As a community planner, Ken Walton supports the mission of the National Capital Planning Commission (NCPC) by helping to protect and enhance the historical, cultural and natural resources of our nation’s capital. Ken uses technological tools such as 3-D computer-aided design and digital multimedia to craft the design of buildings, master plans, transportation improvements and streetscape elements to help inform staff, NCPC members and the general public of the implications of a development project — years before it is built. Ken has also developed multimedia video applications that depict NCPC’s memorial and museum site planning activities and its current South Capital Street improvement initiative. These applications are designed to allow users to view video, text, images, maps and other material to understand NCPC’s vision for improving the national capital region.
State Agent of Change
Lieutenant Russ Bass of the Florida Highway Patrol created innovative radio programming functionality for the state’s law enforcement agencies. Bass’ goal was to provide programming that allows users to roam the state while maintaining contact with the local dispatch center, thereby providing safety to officers traveling throughout Florida. Bass also developed console programming that patches together talk groups, instantly creating inter-agency communication. The system contributes to maximizing channel resources and eliminating the blockage of communication that previously occurred when users traveled out of talk group areas into territories unfamiliar to them. The system and its transition plan were later adopted by most of the participating law enforcement agencies.
An evaluation committee of executives from academia, government, the media and the private sector reviewed and scored all nominations submitted online for the Digital Government Awards. The deadline for nominations was Jan. 10, 2004. The awards are co-presented by Accenture and the MIT Media Labs, teaming to spotlight high performers in government and higher education. Additional information is available at the Digital Government Awards Web site, www.digitalgovawards.org.

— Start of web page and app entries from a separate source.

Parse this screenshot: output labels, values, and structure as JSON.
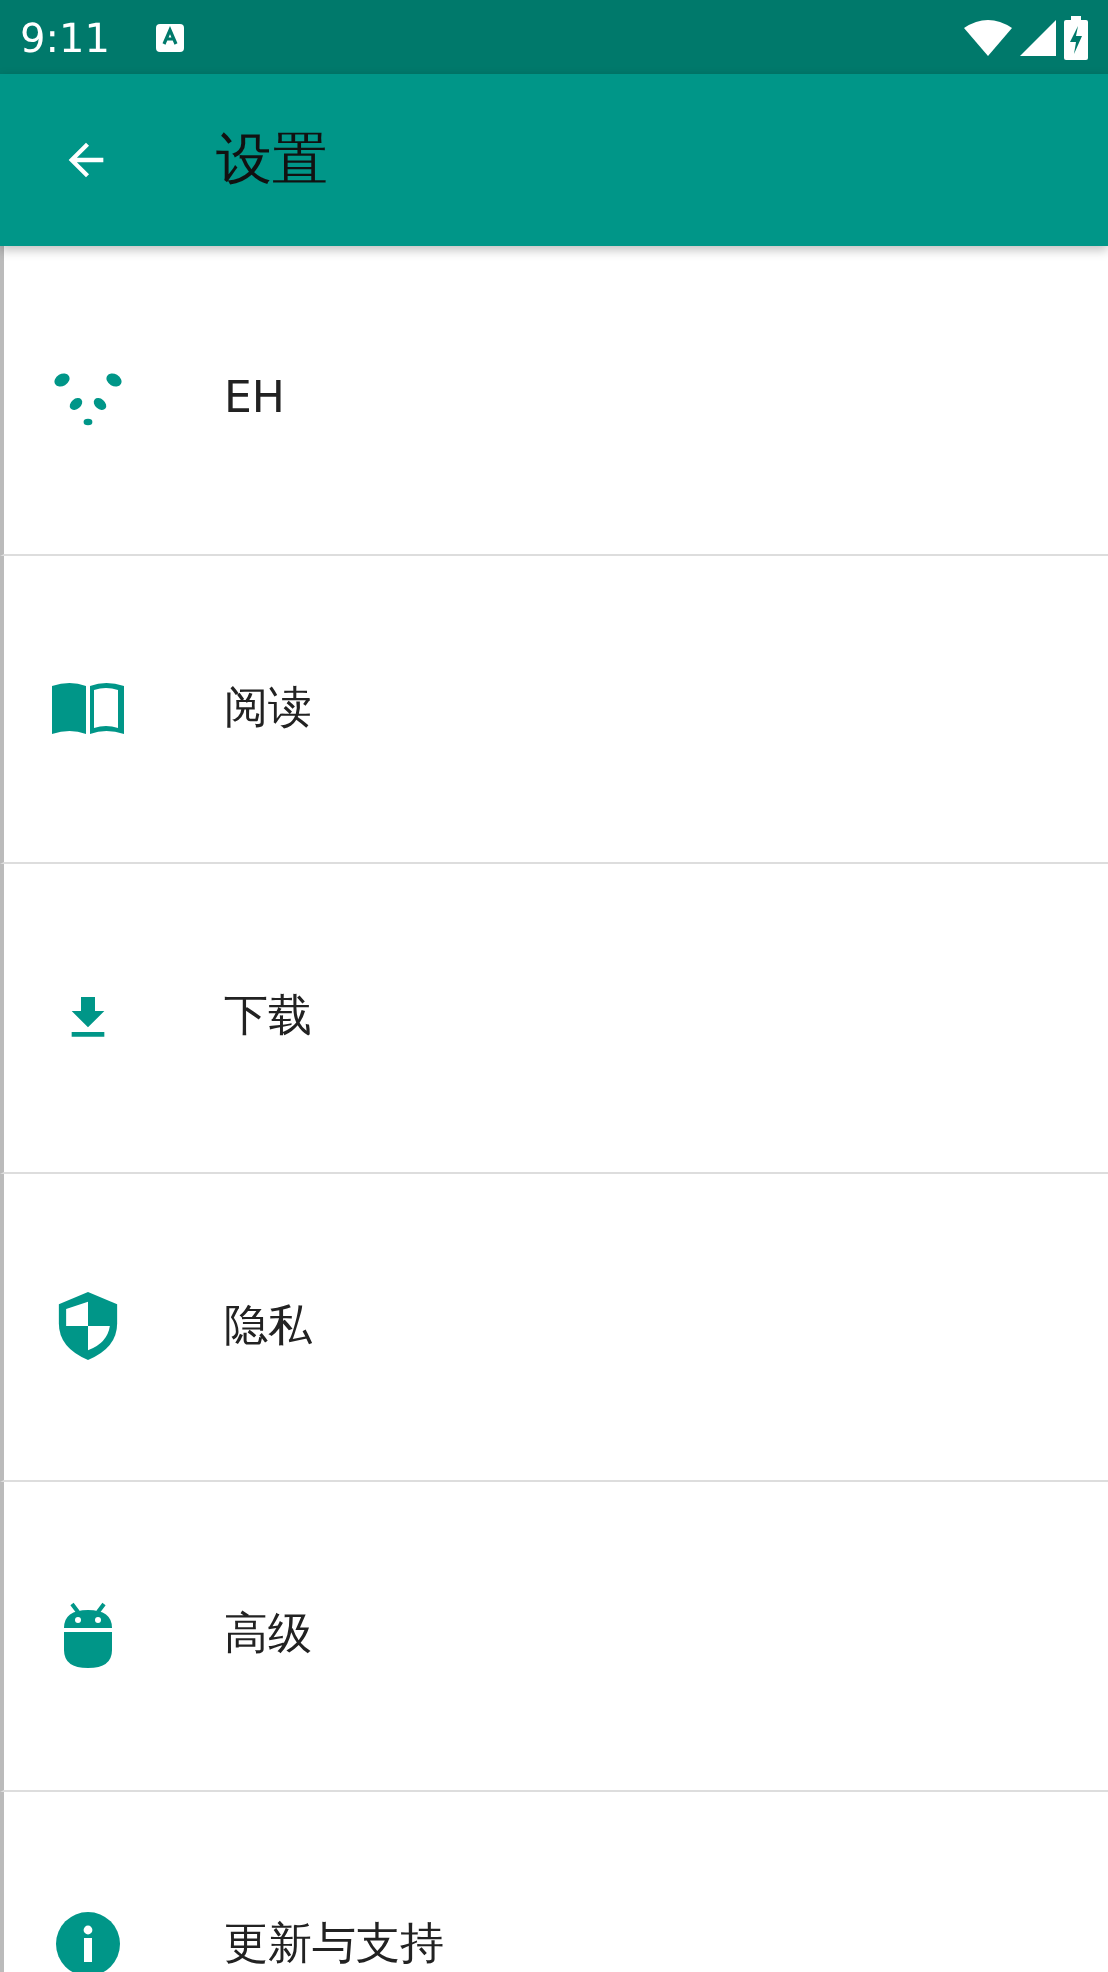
{
  "status_bar": {
    "time": "9:11"
  },
  "app_bar": {
    "title": "设置"
  },
  "items": [
    {
      "label": "EH"
    },
    {
      "label": "阅读"
    },
    {
      "label": "下载"
    },
    {
      "label": "隐私"
    },
    {
      "label": "高级"
    },
    {
      "label": "更新与支持"
    }
  ]
}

Accenture is a global management consulting, technology services and outsourcing company. Committed to delivering innovation, Accenture collaborates with its clients to help them become high-performance businesses and governments. With deep industry and business process expertise, broad global resources and a proven track record, Accenture can mobilize the right people, skills, and technologies to help clients improve their performance. With approximately 86,000 people in 48 countries, the company generated net revenues of US$11.8 billion for the fiscal year ended Aug. 31, 2003. Its home page is www.accenture.com.

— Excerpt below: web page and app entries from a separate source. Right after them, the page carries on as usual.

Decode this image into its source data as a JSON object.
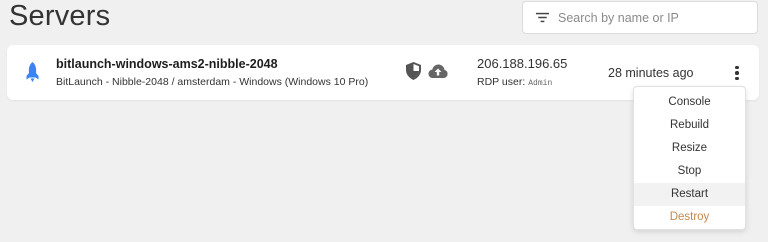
{
  "header": {
    "title": "Servers"
  },
  "search": {
    "placeholder": "Search by name or IP",
    "value": ""
  },
  "server": {
    "icon": "rocket-icon",
    "name": "bitlaunch-windows-ams2-nibble-2048",
    "subtitle": "BitLaunch - Nibble-2048 / amsterdam - Windows (Windows 10 Pro)",
    "status_icons": [
      "shield-icon",
      "cloud-upload-icon"
    ],
    "ip": "206.188.196.65",
    "rdp_label": "RDP user:",
    "rdp_user": "Admin",
    "created": "28 minutes ago"
  },
  "menu": {
    "items": [
      {
        "label": "Console"
      },
      {
        "label": "Rebuild"
      },
      {
        "label": "Resize"
      },
      {
        "label": "Stop"
      },
      {
        "label": "Restart"
      },
      {
        "label": "Destroy"
      }
    ]
  },
  "colors": {
    "accent": "#3a82f6",
    "danger": "#c4884c",
    "background": "#f0f0f1"
  }
}
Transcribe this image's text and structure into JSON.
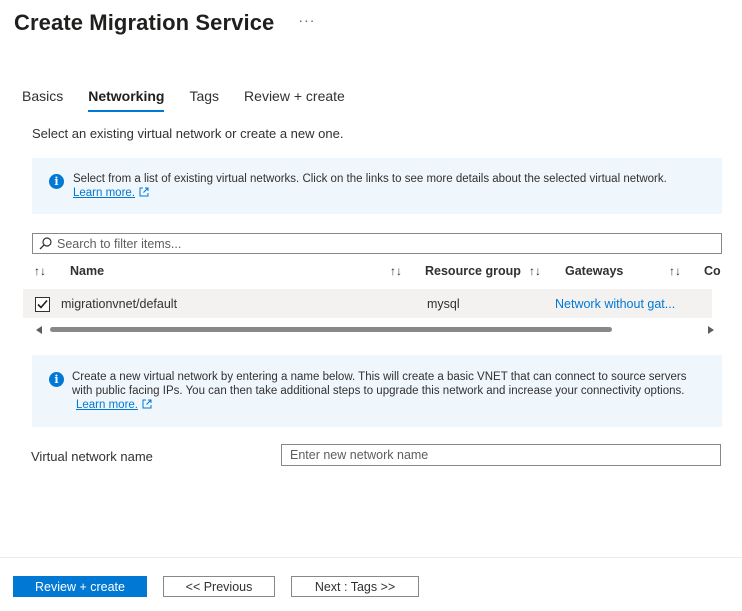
{
  "page": {
    "title": "Create Migration Service",
    "more_label": "···"
  },
  "tabs": [
    {
      "label": "Basics",
      "active": false
    },
    {
      "label": "Networking",
      "active": true
    },
    {
      "label": "Tags",
      "active": false
    },
    {
      "label": "Review + create",
      "active": false
    }
  ],
  "intro_text": "Select an existing virtual network or create a new one.",
  "info_existing": {
    "text": "Select from a list of existing virtual networks. Click on the links to see more details about the selected virtual network.",
    "link": "Learn more."
  },
  "search": {
    "placeholder": "Search to filter items..."
  },
  "grid": {
    "columns": [
      "Name",
      "Resource group",
      "Gateways",
      "Co"
    ],
    "sort_glyph": "↑↓",
    "rows": [
      {
        "checked": true,
        "name": "migrationvnet/default",
        "resource_group": "mysql",
        "gateways": "Network without gat..."
      }
    ]
  },
  "info_new": {
    "text": "Create a new virtual network by entering a name below. This will create a basic VNET that can connect to source servers with public facing IPs. You can then take additional steps to upgrade this network and increase your connectivity options.",
    "link": "Learn more."
  },
  "vnet_name": {
    "label": "Virtual network name",
    "placeholder": "Enter new network name",
    "value": ""
  },
  "footer": {
    "review_create": "Review + create",
    "previous": "<< Previous",
    "next": "Next : Tags >>"
  },
  "colors": {
    "accent": "#0078d4",
    "info_background": "#eff6fc",
    "row_selected": "#f3f2f1"
  },
  "icons": [
    "more-icon",
    "info-icon",
    "external-link-icon",
    "search-icon",
    "sort-icon",
    "checkbox-checked-icon",
    "scroll-left-arrow-icon",
    "scroll-right-arrow-icon"
  ]
}
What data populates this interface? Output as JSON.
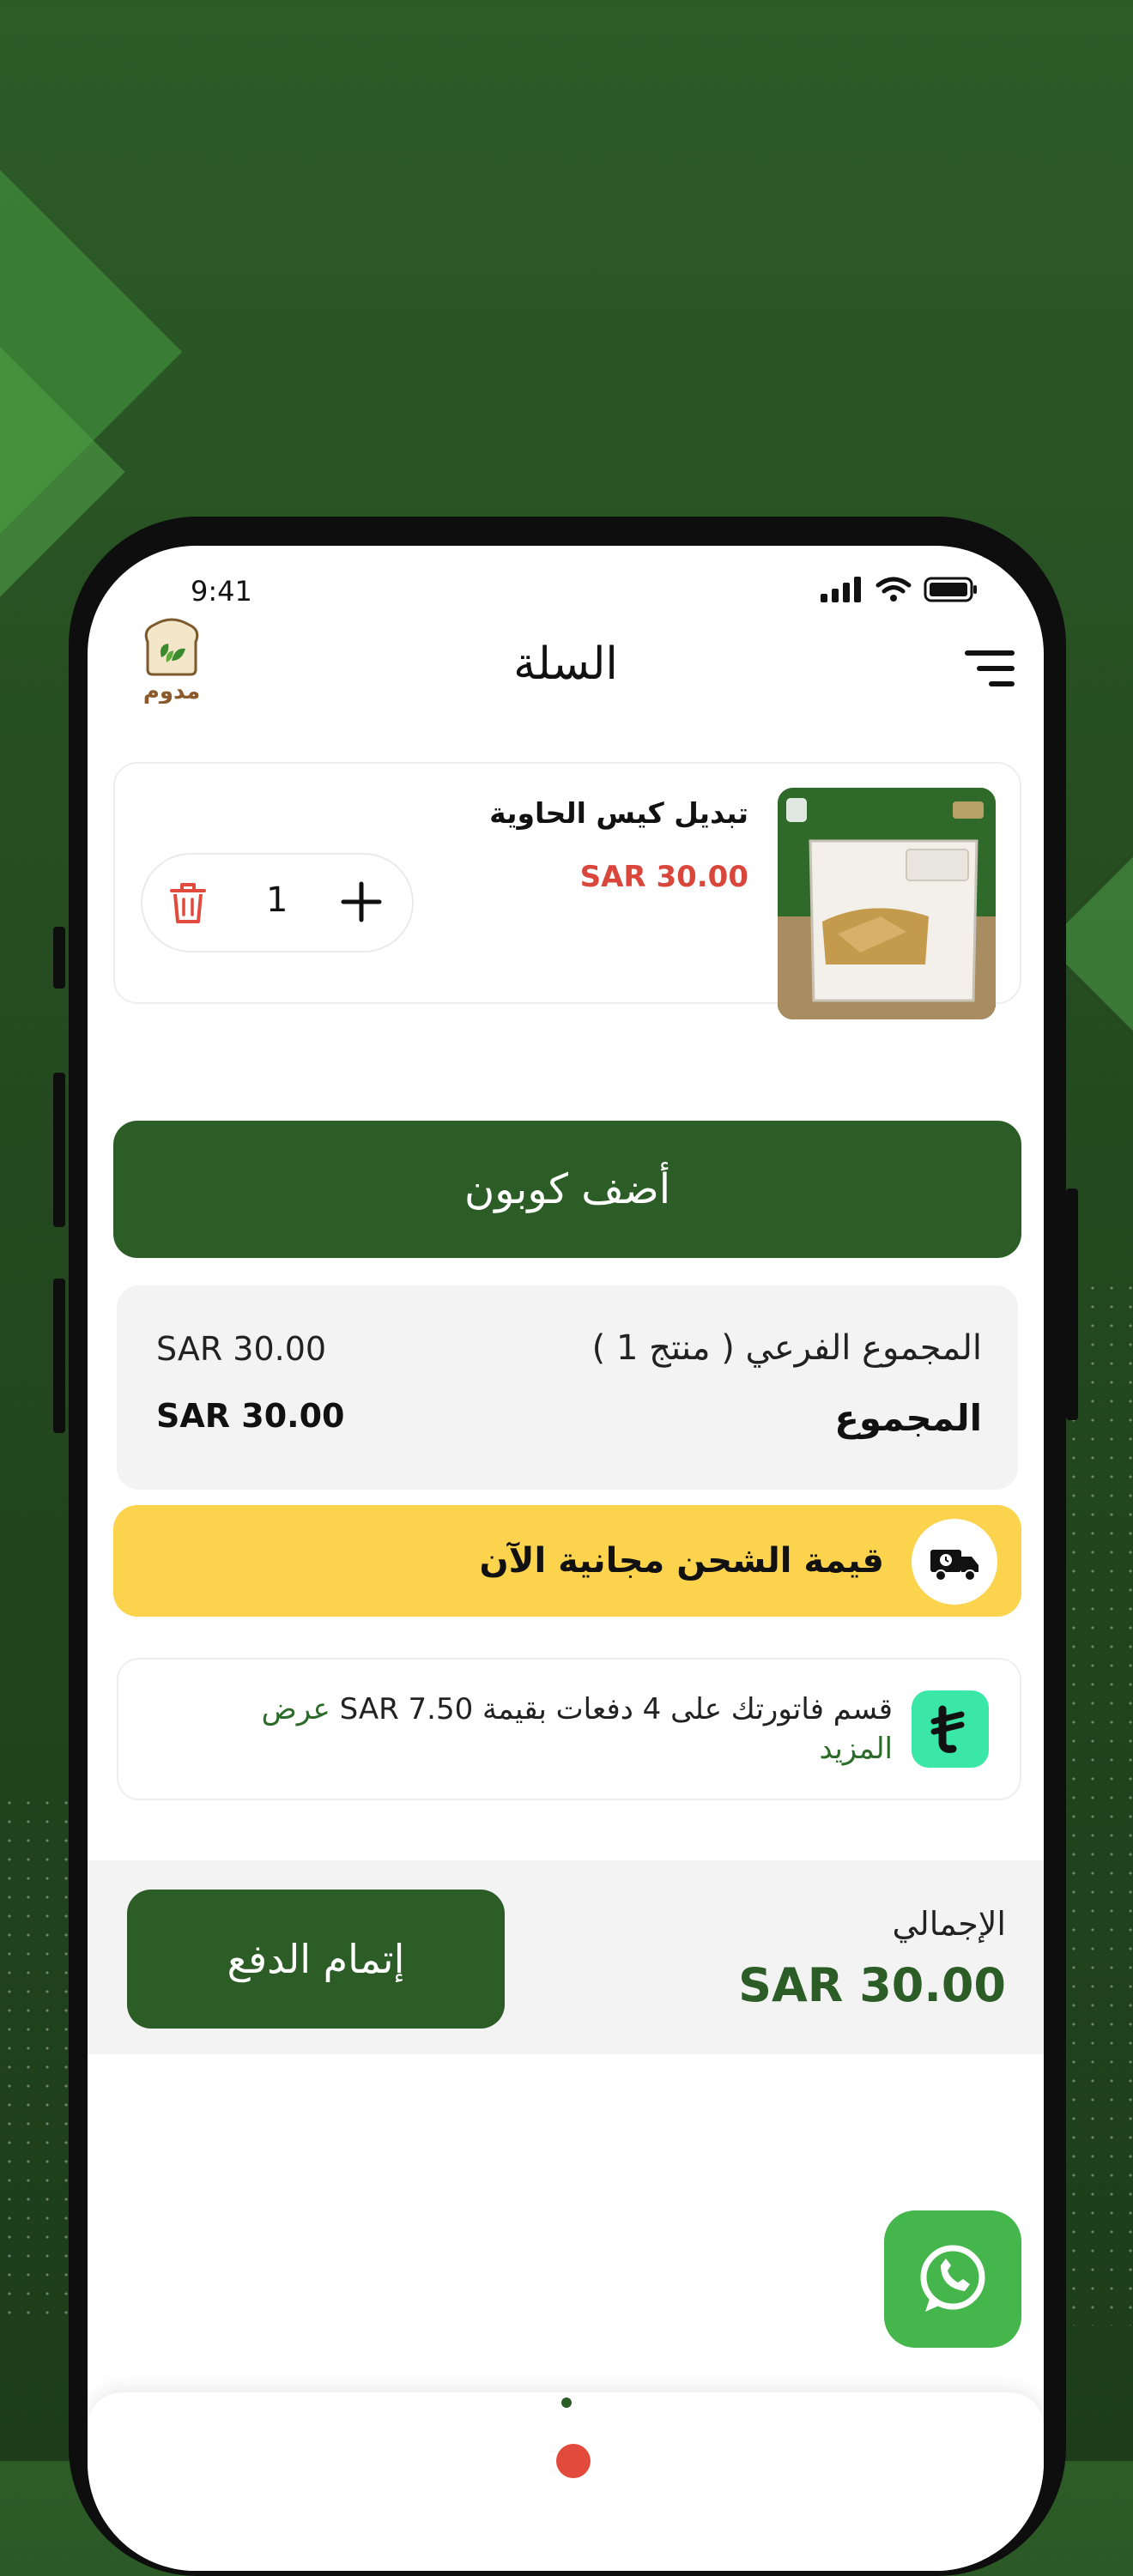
{
  "status_bar": {
    "time": "9:41"
  },
  "header": {
    "title": "السلة",
    "logo_text": "مدوم"
  },
  "cart_item": {
    "name": "تبديل كيس الحاوية",
    "price": "SAR 30.00",
    "quantity": "1"
  },
  "coupon": {
    "label": "أضف كوبون"
  },
  "summary": {
    "subtotal_label": "المجموع الفرعي ( منتج 1 )",
    "subtotal_value": "SAR 30.00",
    "total_label": "المجموع",
    "total_value": "SAR 30.00"
  },
  "shipping_banner": {
    "text": "قيمة الشحن مجانية الآن"
  },
  "installments": {
    "text": "قسم فاتورتك على 4 دفعات بقيمة SAR 7.50",
    "more_link": "عرض المزيد"
  },
  "checkout": {
    "grand_total_label": "الإجمالي",
    "grand_total_value": "SAR 30.00",
    "button_label": "إتمام الدفع"
  },
  "colors": {
    "primary_green": "#2c5d26",
    "price_red": "#d9473c",
    "banner_yellow": "#fcd34d",
    "tabby_green": "#3be7a6",
    "whatsapp_green": "#44b64b"
  },
  "icons": [
    "menu-icon",
    "trash-icon",
    "plus-icon",
    "delivery-truck-icon",
    "tabby-icon",
    "whatsapp-icon",
    "signal-icon",
    "wifi-icon",
    "battery-icon"
  ]
}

Massachusetts Institute of Technology—a coeducational, privately endowed research university—is dedicated to advancing knowledge and educating students in science, technology, and other areas of scholarship that will best serve the nation and the world in the 21st century. The Institute has more than 900 faculty and nearly 10,000 undergraduate and graduate students, and is organized into five Schools—Architecture and Planning, Engineering, Humanities, Arts, and Social Sciences, Management, and Science—and the Whitaker College of Health Sciences and Technology.
The MIT E-Commerce Architecture Program (eCAP), at ecitizen.mit.edu, acts as the point of contact at MIT for this collaboration. eCAP is an initiative to explore the legal, business and technical inputs to information architecture. eCommerce is understood broadly to include retail, business, healthcare, government, banking, real estate and education as conducted online.